What the task asks. Copy out all the lines of the data precisely, omitting any pictures.

The data.
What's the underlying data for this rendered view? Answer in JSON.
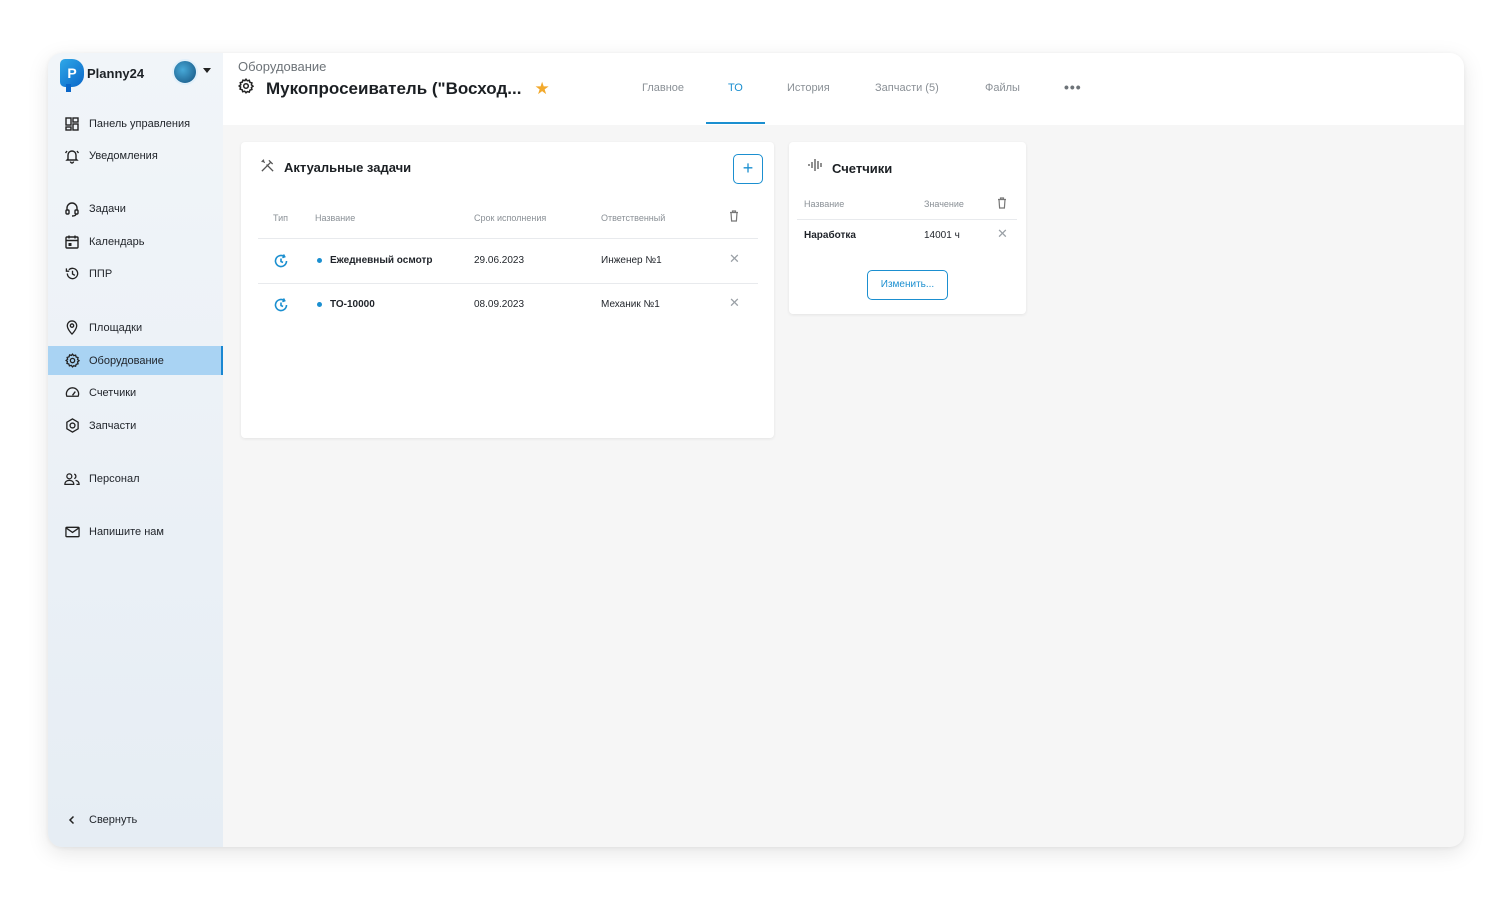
{
  "app": {
    "name": "Planny24"
  },
  "sidebar": {
    "items": [
      {
        "label": "Панель управления",
        "icon": "dashboard-icon"
      },
      {
        "label": "Уведомления",
        "icon": "bell-icon"
      },
      {
        "label": "Задачи",
        "icon": "headset-icon"
      },
      {
        "label": "Календарь",
        "icon": "calendar-icon"
      },
      {
        "label": "ППР",
        "icon": "history-icon"
      },
      {
        "label": "Площадки",
        "icon": "location-pin-icon"
      },
      {
        "label": "Оборудование",
        "icon": "gear-icon",
        "active": true
      },
      {
        "label": "Счетчики",
        "icon": "speedometer-icon"
      },
      {
        "label": "Запчасти",
        "icon": "hexagon-icon"
      },
      {
        "label": "Персонал",
        "icon": "people-icon"
      },
      {
        "label": "Напишите нам",
        "icon": "mail-icon"
      }
    ],
    "collapse_label": "Свернуть"
  },
  "header": {
    "breadcrumb": "Оборудование",
    "title": "Мукопросеиватель (\"Восход...",
    "tabs": [
      {
        "label": "Главное"
      },
      {
        "label": "ТО",
        "active": true
      },
      {
        "label": "История"
      },
      {
        "label": "Запчасти (5)"
      },
      {
        "label": "Файлы"
      }
    ],
    "more": "•••"
  },
  "tasks_card": {
    "title": "Актуальные задачи",
    "add_label": "+",
    "columns": [
      "Тип",
      "Название",
      "Срок исполнения",
      "Ответственный"
    ],
    "rows": [
      {
        "name": "Ежедневный осмотр",
        "due": "29.06.2023",
        "responsible": "Инженер №1"
      },
      {
        "name": "ТО-10000",
        "due": "08.09.2023",
        "responsible": "Механик №1"
      }
    ]
  },
  "counters_card": {
    "title": "Счетчики",
    "columns": [
      "Название",
      "Значение"
    ],
    "rows": [
      {
        "name": "Наработка",
        "value": "14001 ч"
      }
    ],
    "edit_label": "Изменить..."
  },
  "colors": {
    "accent": "#1b8fd0",
    "active_nav": "#a9d3f3",
    "star": "#f2a92c"
  }
}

The completed task.
What's the underlying data for this rendered view? Answer in JSON.
{
  "app": {
    "name": "Planny24"
  },
  "sidebar": {
    "items": [
      {
        "label": "Панель управления",
        "icon": "dashboard-icon"
      },
      {
        "label": "Уведомления",
        "icon": "bell-icon"
      },
      {
        "label": "Задачи",
        "icon": "headset-icon"
      },
      {
        "label": "Календарь",
        "icon": "calendar-icon"
      },
      {
        "label": "ППР",
        "icon": "history-icon"
      },
      {
        "label": "Площадки",
        "icon": "location-pin-icon"
      },
      {
        "label": "Оборудование",
        "icon": "gear-icon",
        "active": true
      },
      {
        "label": "Счетчики",
        "icon": "speedometer-icon"
      },
      {
        "label": "Запчасти",
        "icon": "hexagon-icon"
      },
      {
        "label": "Персонал",
        "icon": "people-icon"
      },
      {
        "label": "Напишите нам",
        "icon": "mail-icon"
      }
    ],
    "collapse_label": "Свернуть"
  },
  "header": {
    "breadcrumb": "Оборудование",
    "title": "Мукопросеиватель (\"Восход...",
    "tabs": [
      {
        "label": "Главное"
      },
      {
        "label": "ТО",
        "active": true
      },
      {
        "label": "История"
      },
      {
        "label": "Запчасти (5)"
      },
      {
        "label": "Файлы"
      }
    ],
    "more": "•••"
  },
  "tasks_card": {
    "title": "Актуальные задачи",
    "add_label": "+",
    "columns": [
      "Тип",
      "Название",
      "Срок исполнения",
      "Ответственный"
    ],
    "rows": [
      {
        "name": "Ежедневный осмотр",
        "due": "29.06.2023",
        "responsible": "Инженер №1"
      },
      {
        "name": "ТО-10000",
        "due": "08.09.2023",
        "responsible": "Механик №1"
      }
    ]
  },
  "counters_card": {
    "title": "Счетчики",
    "columns": [
      "Название",
      "Значение"
    ],
    "rows": [
      {
        "name": "Наработка",
        "value": "14001 ч"
      }
    ],
    "edit_label": "Изменить..."
  },
  "colors": {
    "accent": "#1b8fd0",
    "active_nav": "#a9d3f3",
    "star": "#f2a92c"
  }
}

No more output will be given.